You can discuss this with your clinician, or if you would like to talk to one of our experts about the test, call us on +44 (0) 7495 981816
- How?►Close tab
What do I need to do?
It’s usually a simple ‘spit test’ – all we need is your saliva. You’ll receive a kit with clear instructions on giving your sample.
- Process►Close tab
Buying the test
Step 1: There are two options:
- Via your treating hospital/private healthcare provider (we have special arrangements with many healthcare providers to enable you to access this test, click here to see the list)
- By clicking the ‘Buy direct now’ button above (the cost may be covered by your medical insurance – check your policy details)
Step 2: Collection of sample
We will liaise directly with your clinician and organise the collection of your sample and delivery to the laboratory.
Step 3: Analysis and reporting
Your sample will be analysed and a report will be generated, usually within four to five weeks of receipt of your sample in the laboratory.
Step 4: Results
Your clinician will receive the test report giving a clear indication of whether you are at risk of melanoma or if you have already been diagnosed, what steps you – and possibly other members of your family – need to take next.
- Clinicians►Close tab
Is MelanomaNext the right test for your patient?
MelanomaNext is a next generation sequencing panel that simultaneously analyses 8 genes associated with increased risk for melanoma and other cancers.
When to consider testing
- Multiple primary melanomas
- Multiple close relatives* with melanoma, with or without pancreatic cancer
- Melanoma and kidney cancer (or mesothelioma) in the same person, or close relatives*
- A family history of a mutation in a gene that predisposes to melanoma
* On the same side of the family
Mutation Detection Rate
MelanomaNext can detect >99.9% of described mutations in the included genes listed above, when present (analytic sensitivity).
- Test Description
MelanomaNext analyses 8 genes (listed above). All genes are evaluated by next generation sequencing (NGS) or Sanger sequencing of all coding domains, and well into the flanking 5’ and 3’ ends of all the introns and untranslated regions. In addition, sequencing of the promoter region is performed for PTEN (c.-1300 to c.-745). The BRCA2 Portuguese founder mutation, c.156_157insAlu (also known as 384insAlu) is detected by NGS and confirmed by PCR and agarose gel electrophoresis. For MITF, only the status of the c.952G>A (p.E318K) alteration is analysed and reported.
Clinically significant intronic findings beyond 5 base pairs are always reported. Intronic variants of unknown or unlikely clinical significance are not reported beyond 5 base pairs from the splice junction. Additional Sanger sequencing is performed for any regions missing or with insufficient read depth coverage for reliable heterozygous variant detection.
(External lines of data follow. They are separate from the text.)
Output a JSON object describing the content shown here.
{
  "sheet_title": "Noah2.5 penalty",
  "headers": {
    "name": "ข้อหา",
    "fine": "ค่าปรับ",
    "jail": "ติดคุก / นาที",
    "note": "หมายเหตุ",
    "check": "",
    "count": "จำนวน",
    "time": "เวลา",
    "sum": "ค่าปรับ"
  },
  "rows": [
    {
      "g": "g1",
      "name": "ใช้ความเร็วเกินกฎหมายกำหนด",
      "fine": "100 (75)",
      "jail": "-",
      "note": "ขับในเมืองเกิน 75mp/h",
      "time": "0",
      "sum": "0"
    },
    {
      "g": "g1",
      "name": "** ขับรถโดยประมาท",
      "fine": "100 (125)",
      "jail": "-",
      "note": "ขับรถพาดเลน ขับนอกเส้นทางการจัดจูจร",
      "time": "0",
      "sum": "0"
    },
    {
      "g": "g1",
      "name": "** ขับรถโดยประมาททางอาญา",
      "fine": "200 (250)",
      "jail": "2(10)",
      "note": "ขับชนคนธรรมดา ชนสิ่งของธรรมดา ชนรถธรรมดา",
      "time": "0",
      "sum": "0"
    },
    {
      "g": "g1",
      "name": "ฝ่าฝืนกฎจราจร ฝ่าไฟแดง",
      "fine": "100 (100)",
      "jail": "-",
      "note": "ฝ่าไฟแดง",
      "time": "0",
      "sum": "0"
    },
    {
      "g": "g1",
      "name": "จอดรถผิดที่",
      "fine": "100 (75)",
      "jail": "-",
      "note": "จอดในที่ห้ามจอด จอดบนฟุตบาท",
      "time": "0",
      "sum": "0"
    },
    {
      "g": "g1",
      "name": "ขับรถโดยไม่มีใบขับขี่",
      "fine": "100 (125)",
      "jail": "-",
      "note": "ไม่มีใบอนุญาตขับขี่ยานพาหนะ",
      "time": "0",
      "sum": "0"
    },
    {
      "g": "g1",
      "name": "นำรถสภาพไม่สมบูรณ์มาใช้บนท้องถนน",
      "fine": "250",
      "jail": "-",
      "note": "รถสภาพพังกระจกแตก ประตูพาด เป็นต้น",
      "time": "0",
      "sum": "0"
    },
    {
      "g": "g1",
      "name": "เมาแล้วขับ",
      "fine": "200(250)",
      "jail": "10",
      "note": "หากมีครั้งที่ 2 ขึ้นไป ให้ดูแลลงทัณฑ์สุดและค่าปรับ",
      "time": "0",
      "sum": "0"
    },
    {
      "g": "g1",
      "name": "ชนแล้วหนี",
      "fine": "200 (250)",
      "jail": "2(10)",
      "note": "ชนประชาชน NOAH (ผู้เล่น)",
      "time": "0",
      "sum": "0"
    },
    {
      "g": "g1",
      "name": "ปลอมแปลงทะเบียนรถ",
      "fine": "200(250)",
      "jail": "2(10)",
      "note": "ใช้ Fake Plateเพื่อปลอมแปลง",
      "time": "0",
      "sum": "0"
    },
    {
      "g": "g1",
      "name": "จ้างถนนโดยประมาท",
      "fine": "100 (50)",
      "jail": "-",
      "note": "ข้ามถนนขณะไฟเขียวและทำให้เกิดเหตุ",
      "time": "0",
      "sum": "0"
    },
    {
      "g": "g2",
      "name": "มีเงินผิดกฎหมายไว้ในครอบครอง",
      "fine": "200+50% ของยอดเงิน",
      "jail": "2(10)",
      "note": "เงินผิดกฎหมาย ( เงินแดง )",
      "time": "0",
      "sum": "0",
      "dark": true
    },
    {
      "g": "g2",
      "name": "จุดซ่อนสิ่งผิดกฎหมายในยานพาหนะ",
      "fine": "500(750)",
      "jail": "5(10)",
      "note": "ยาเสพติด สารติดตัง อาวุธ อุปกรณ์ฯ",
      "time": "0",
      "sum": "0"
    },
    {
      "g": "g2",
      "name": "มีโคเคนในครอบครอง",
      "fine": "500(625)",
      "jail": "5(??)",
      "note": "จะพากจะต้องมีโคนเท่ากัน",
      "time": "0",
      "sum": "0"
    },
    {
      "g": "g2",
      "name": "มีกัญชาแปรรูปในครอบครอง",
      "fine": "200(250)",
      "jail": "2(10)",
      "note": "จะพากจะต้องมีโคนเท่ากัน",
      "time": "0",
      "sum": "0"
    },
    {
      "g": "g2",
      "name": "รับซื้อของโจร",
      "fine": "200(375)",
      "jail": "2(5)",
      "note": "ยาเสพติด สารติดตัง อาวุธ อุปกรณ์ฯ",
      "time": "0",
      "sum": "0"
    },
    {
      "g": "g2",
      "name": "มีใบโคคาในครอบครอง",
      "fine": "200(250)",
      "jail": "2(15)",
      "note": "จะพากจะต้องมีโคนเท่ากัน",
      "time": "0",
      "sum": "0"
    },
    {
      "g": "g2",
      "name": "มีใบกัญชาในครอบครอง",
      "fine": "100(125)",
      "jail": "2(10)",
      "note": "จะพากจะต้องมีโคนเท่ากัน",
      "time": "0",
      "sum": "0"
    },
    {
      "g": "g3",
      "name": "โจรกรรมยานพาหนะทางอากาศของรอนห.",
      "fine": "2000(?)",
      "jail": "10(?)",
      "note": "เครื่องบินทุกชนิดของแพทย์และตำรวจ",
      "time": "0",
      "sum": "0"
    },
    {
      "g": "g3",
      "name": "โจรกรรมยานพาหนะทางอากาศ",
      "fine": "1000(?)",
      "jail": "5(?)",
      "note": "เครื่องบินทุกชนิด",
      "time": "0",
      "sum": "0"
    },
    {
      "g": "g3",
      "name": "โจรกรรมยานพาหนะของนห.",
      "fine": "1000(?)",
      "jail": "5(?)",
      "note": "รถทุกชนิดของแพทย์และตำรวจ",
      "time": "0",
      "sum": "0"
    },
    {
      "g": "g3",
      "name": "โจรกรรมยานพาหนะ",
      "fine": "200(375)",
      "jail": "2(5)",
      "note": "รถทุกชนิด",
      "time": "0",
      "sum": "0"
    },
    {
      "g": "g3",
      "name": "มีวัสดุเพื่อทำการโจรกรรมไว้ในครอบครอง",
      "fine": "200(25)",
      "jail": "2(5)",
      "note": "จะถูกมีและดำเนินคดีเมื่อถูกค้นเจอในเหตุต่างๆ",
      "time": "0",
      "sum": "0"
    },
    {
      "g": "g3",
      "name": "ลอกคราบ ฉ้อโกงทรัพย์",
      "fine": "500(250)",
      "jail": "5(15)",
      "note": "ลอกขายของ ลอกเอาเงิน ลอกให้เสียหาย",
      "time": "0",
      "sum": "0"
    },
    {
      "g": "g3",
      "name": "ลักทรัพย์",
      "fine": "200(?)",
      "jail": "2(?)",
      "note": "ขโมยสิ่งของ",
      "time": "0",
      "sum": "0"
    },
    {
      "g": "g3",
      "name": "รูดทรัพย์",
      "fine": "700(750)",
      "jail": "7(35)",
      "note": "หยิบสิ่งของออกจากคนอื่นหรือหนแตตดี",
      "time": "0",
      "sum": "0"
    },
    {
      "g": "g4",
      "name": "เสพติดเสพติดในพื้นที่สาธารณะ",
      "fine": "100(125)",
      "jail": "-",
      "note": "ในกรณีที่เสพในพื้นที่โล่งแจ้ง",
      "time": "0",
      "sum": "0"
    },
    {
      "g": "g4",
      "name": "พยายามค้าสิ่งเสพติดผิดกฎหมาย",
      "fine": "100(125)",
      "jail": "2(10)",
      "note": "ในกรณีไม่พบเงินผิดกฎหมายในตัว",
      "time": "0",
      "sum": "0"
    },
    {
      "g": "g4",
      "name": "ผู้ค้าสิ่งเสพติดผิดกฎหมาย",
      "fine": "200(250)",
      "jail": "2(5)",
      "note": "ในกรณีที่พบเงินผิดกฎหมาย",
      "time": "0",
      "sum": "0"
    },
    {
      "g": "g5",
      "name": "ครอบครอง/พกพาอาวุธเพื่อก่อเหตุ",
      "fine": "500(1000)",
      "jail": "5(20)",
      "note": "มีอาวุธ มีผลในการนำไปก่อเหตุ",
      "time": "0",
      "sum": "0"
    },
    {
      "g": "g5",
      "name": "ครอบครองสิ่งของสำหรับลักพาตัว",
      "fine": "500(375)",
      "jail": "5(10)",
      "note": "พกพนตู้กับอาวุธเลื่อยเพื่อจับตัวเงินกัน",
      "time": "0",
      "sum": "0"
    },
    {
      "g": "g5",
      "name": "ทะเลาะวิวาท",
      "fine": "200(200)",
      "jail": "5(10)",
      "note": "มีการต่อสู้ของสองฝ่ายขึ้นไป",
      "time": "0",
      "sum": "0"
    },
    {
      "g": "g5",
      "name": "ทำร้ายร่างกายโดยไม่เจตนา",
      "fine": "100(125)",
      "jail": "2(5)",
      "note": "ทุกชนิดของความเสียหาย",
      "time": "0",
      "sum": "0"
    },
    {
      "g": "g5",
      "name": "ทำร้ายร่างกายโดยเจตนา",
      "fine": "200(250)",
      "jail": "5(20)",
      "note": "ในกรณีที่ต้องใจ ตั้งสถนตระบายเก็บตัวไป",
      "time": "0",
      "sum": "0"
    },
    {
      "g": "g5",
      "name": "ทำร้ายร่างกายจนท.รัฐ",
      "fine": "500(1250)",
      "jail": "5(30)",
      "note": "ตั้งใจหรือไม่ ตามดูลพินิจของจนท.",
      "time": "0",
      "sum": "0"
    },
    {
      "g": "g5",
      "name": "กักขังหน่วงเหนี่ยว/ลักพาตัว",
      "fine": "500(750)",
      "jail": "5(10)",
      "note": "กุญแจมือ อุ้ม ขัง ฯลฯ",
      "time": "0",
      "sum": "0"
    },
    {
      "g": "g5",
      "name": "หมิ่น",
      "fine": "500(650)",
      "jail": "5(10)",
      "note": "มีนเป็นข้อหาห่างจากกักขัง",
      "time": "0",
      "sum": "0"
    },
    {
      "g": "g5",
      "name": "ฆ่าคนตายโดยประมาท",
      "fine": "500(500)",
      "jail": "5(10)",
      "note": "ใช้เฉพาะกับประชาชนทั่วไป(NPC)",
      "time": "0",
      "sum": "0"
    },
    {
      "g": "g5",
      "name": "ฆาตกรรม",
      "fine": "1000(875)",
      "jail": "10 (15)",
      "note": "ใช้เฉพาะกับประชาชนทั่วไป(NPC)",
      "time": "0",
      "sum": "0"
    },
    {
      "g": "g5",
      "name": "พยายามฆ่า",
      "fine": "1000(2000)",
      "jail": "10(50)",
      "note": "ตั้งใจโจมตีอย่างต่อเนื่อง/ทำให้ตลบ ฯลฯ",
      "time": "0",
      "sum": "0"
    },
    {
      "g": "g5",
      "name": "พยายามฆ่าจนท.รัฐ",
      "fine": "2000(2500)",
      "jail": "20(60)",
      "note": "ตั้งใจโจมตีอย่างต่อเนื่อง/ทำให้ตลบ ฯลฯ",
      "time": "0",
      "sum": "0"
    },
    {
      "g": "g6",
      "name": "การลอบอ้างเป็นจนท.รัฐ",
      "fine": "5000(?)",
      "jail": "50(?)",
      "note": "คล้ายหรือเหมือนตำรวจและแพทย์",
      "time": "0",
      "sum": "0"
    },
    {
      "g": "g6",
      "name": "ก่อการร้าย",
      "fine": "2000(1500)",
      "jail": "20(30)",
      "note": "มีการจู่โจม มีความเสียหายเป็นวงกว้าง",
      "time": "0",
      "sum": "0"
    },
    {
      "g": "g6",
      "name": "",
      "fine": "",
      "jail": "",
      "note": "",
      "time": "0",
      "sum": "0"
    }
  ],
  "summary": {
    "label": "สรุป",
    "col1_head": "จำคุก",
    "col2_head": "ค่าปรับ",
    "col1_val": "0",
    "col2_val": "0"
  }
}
Reportable small insertions and deletions, potentially homozygous variants, variants in regions complicated by pseudogene interference, and single nucleotide variant calls not satisfying 100x depth of coverage and 40% het ratio thresholds are verified by Sanger sequencing.1
Gross deletion/duplication analysis is performed for the covered exons and untranslated regions of all 7 genes (excluding MITF) using read-depth from NGS data with confirmatory multiplex ligation-dependent probe amplification (MLPA) and/or targeted chromosomal microarray.
Mu W, et al. Sanger confirmation is required to achieve optimal sensitivity and specificity in next-generation sequencing panel testing. J Mol Diagn. 2016. 18(6):923-932.
This test is provided by:
Frequently asked questions
- Do I need a doctor to authorise this test?
- Yes, your doctor will need to provide the sample required for this test
- Will my health insurance cover the cost of this test?
- Many health insurance plans cover the cost of genetic testing – check with your provider to find out if it is in your policy.
- How soon do I get my results?
- Usually within four to five weeks of receipt of your sample in the laboratory.
- How accurate is the test?
- Ambry follows advanced laboratory procedures and ensures quality control to deliver accurate results you can trust.